Chuck O’Neal has been referred to as a “black bear activist” by the Orlando Weekly and as an environmental advocacy leader by Cox Enterprises. In a recent campaign debate hosted by the Young Democrats of Orange County, O’Neal worked to broaden his credibility as a progressive to other issues, including social justice and healthcare. While billing himself as a proud Democrat on his campaign website, in an interview for this profile, he touts the importance of working with Republican leaders like State Senator David Simmons and former State Senator Paula Dockery. He is clearly knowledgeable and detail oriented on issues that relate to Florida’s air, land, and water use.
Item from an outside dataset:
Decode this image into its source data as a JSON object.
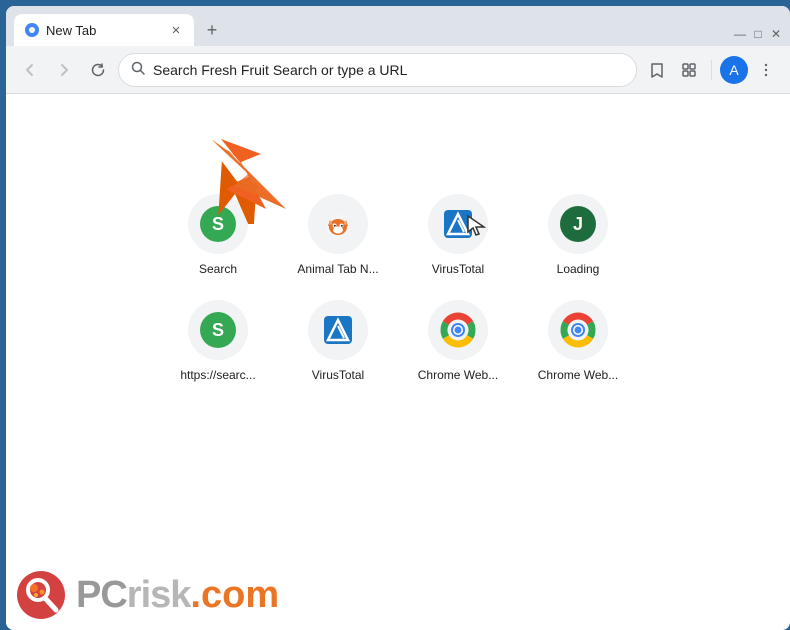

The environment clearly represents one of O’Neal’s dearest passions.
O’Neal, a 60-year-old Apopka resident, is a candidate in the new State Senate District 11, which includes much of Greater Orlando north of Sand Lake Road and west of Orange Blossom Trail. O’Neal attended both public and private schools, most recently graduating from Duke University with a double major in Public Policy and Math. While promoting the importance of education, jobs and other issues, he says that the three most important issues in the 2016 public realm include, “the environment, social justice, and healthcare.”
O’Neal promotes the notion that the Affordable Care Act should be fully implemented in Florida, pledging to sponsor or support a bill to that effect. He wants to close the coverage gap where residents, although employed, still do not have adequate healthcare coverage. Related to social justice, O’Neal is quick to tout the importance of restoring rights to convicted felons and others who are disenfranchised from voting and participating fully in the political process.
“There is no better way to combat recidivism than to give individuals who have served their time and parole period a stake in the process,” O’Neal says in a recent interview with the West Orlando News. He promotes the importance of making voting rights restoration review an automatic step in the criminal justice process.
On schools, O’Neal chides current and past office holders who have made school and university administration too closely akin to, “running a business,” where care and attention to employees and students comes second to cutting services and even making profits. He refers to “a broken system in education,” where neither teachers nor students have an adequate stake or voice in helping make improvements in prioritizing education.
Asked about his relationship with other elected leaders, O’Neal says that he has a “good working relationship” with current State Senator and congressional candidate Darren Soto. O’Neal indirectly promotes the current political success of U.S. Congresswoman and Congressional candidate Gwen Graham, and enthusiastically states he has “great hopes” that Graham will both run for and win the Governor’s office in 2018. O’Neal’s own current race includes three competitors challenging him for the state senate seat.
On August 30, 2016, O’Neal will face current Florida Representative Randolph Bracy, former Orange County Commissioner Bob Sindler, and former Florida Senator Gary Siplin. In a recent State Senate debate where every candidate in District 11 participated, O’Neal went head-to-head on a variety of issues. O’Neal’s answers clearly resonated with audience members. O’Neal won the straw poll at the conclusion of the debate, a pattern his supporters hope will continue through the August balloting. As of this profile’s filing, no Republican had stepped in the District 11 race, meaning the winner of the August 30 primary wins without further challenge.
This article is one of a series of profiles of political candidates and community members in Greater Orlando.